TASK STATEMENT => Among the records below, find the lines containing "name" and state only how many there are.

_____

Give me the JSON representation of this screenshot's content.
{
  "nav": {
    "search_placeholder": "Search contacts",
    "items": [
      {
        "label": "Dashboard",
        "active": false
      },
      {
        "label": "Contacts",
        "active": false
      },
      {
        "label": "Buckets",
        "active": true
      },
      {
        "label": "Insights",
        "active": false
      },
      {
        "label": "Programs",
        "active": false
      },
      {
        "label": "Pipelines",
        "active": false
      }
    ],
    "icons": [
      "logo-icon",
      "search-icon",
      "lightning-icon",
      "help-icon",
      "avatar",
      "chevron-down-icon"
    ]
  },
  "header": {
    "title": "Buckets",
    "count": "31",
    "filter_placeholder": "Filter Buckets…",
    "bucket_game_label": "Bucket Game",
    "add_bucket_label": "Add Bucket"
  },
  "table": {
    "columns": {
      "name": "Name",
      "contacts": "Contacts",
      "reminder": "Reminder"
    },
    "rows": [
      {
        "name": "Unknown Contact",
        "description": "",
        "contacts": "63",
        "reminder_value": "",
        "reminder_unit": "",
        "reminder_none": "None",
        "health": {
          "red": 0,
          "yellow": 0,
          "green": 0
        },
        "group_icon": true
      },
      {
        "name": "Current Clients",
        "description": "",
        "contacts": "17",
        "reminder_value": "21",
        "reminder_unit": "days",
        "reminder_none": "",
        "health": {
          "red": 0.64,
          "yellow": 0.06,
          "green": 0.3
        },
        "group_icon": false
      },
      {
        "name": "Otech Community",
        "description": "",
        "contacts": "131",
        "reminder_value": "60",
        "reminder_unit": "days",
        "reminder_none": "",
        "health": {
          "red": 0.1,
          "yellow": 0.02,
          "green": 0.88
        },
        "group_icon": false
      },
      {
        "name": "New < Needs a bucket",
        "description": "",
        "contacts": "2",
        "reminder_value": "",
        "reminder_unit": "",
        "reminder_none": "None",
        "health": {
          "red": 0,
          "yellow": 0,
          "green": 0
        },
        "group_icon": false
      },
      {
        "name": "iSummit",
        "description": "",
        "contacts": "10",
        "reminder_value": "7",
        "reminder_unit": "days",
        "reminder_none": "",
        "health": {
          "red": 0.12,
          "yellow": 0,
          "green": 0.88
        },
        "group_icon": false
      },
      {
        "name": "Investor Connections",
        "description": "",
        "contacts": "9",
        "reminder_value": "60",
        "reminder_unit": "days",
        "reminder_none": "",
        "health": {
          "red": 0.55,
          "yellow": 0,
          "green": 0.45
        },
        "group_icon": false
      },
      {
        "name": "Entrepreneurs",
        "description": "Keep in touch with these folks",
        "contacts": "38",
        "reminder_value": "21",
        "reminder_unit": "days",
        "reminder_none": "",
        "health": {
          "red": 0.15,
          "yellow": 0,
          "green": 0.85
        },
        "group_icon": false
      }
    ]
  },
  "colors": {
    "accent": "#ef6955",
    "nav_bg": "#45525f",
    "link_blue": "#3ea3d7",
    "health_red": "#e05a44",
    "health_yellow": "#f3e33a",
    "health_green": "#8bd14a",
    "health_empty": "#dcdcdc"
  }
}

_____

EXERCISE RESPONSE => 8